Sun says Asia is, in some ways, an ideal environment for coders. “Asia ranks high for math, science, and other disciplines that fit well with programming,” she says, “but the people graduating today weren’t exposed to it soon enough. We need to start much earlier than the university level. Just as kids tend to learn new languages better than adults, they can learn programming as just another hobby.”
Programming is also helping participants of First Code’s programs to develop other important life skills, some of which go against Asian cultural norms that frown on any sort of failure. Sun tells a story of a student who showed up barely able to speak in front of others because he was so nervous about making a mistake or saying the wrong thing.
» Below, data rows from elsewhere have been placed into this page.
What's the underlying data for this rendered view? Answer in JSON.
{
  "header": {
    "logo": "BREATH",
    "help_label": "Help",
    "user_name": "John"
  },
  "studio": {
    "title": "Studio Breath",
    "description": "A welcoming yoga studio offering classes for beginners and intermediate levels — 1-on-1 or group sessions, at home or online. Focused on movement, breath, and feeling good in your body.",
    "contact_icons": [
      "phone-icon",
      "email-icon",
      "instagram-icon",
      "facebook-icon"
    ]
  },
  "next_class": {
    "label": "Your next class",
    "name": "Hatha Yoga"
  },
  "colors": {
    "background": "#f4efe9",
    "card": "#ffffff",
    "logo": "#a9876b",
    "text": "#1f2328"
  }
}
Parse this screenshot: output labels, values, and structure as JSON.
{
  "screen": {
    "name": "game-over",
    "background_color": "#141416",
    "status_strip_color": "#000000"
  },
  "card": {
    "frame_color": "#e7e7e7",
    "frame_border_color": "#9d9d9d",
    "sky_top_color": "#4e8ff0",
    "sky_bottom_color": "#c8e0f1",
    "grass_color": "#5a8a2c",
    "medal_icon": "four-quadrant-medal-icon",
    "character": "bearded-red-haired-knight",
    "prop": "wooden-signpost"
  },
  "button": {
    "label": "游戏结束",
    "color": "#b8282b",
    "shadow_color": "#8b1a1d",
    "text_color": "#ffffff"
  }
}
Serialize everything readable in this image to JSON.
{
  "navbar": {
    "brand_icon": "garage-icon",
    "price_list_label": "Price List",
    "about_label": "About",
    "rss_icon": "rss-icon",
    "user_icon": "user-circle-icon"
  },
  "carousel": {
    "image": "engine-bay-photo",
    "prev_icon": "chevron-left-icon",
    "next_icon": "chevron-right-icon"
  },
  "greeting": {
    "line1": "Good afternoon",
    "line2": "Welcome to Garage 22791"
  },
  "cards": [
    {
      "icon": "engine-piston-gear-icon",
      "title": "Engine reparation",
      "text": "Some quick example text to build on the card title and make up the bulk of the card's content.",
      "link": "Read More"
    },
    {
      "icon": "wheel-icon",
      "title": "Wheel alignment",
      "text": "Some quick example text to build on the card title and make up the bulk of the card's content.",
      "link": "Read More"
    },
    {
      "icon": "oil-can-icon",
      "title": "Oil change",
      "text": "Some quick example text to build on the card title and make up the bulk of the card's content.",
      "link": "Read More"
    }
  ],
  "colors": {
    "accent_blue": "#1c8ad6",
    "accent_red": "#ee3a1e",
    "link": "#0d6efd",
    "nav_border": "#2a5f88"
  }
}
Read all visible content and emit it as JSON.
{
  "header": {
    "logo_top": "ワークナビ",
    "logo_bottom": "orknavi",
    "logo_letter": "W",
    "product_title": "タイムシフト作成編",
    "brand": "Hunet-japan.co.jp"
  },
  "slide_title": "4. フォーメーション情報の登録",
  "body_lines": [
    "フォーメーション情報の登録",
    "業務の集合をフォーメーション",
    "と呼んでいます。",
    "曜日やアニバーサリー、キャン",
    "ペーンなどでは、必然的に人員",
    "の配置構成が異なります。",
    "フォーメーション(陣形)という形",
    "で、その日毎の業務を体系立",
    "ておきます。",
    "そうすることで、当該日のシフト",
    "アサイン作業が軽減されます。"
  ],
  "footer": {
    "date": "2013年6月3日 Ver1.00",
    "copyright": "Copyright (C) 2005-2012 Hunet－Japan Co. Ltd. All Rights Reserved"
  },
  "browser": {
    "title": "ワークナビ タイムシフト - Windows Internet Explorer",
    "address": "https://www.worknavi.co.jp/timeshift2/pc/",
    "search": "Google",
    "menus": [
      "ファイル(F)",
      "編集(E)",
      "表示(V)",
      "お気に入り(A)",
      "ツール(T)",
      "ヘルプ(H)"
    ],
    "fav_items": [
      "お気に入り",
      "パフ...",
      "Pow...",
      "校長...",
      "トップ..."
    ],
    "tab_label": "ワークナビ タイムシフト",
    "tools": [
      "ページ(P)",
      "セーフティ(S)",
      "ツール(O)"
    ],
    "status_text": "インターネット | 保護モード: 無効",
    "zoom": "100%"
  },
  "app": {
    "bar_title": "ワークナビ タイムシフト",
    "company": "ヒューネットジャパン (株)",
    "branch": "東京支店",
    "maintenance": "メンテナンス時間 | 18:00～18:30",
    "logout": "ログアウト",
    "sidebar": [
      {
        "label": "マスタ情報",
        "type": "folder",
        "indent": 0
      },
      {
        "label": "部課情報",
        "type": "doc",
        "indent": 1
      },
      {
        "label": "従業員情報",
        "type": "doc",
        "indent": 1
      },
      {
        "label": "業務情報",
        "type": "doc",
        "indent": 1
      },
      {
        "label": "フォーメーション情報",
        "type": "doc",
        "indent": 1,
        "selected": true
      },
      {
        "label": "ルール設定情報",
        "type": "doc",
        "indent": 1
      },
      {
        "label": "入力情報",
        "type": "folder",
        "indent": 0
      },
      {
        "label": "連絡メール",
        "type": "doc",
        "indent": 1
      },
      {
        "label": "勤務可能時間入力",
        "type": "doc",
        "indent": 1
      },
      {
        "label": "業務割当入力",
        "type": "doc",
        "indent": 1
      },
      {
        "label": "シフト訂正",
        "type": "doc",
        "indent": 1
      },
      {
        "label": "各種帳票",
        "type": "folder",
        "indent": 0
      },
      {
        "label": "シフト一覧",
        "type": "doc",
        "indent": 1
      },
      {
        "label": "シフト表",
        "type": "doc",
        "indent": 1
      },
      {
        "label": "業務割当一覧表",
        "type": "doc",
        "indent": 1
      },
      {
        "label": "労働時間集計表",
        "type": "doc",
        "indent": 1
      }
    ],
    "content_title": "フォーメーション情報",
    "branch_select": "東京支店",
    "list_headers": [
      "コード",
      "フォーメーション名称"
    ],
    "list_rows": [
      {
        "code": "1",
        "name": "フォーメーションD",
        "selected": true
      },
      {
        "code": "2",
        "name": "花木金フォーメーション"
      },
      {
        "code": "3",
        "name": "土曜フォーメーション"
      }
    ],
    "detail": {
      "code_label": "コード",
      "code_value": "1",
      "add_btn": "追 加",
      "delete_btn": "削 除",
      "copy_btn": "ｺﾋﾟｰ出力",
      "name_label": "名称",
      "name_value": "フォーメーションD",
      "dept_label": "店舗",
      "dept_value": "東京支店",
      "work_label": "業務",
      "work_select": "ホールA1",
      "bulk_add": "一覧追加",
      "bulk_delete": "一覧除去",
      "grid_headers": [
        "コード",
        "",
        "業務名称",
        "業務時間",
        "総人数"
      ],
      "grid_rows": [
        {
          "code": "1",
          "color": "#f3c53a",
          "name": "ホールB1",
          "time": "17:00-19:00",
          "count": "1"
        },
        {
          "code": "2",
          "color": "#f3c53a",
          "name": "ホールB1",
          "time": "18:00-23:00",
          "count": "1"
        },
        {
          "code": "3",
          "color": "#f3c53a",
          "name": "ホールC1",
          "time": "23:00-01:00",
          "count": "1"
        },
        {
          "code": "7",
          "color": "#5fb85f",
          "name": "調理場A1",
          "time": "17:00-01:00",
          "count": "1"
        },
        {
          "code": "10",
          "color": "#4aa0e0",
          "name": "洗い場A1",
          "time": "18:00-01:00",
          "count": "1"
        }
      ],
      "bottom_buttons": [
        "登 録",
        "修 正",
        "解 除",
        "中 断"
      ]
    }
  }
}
“After two courses he’s now so confident he’s shouting out answers to questions,” she says. “He’s learned that it’s ok to make mistakes. When your app crashes, you find the problem, fix it, and try again until it works. Life operates the same way.”
Images: Kevon Cheung (First Code Academy)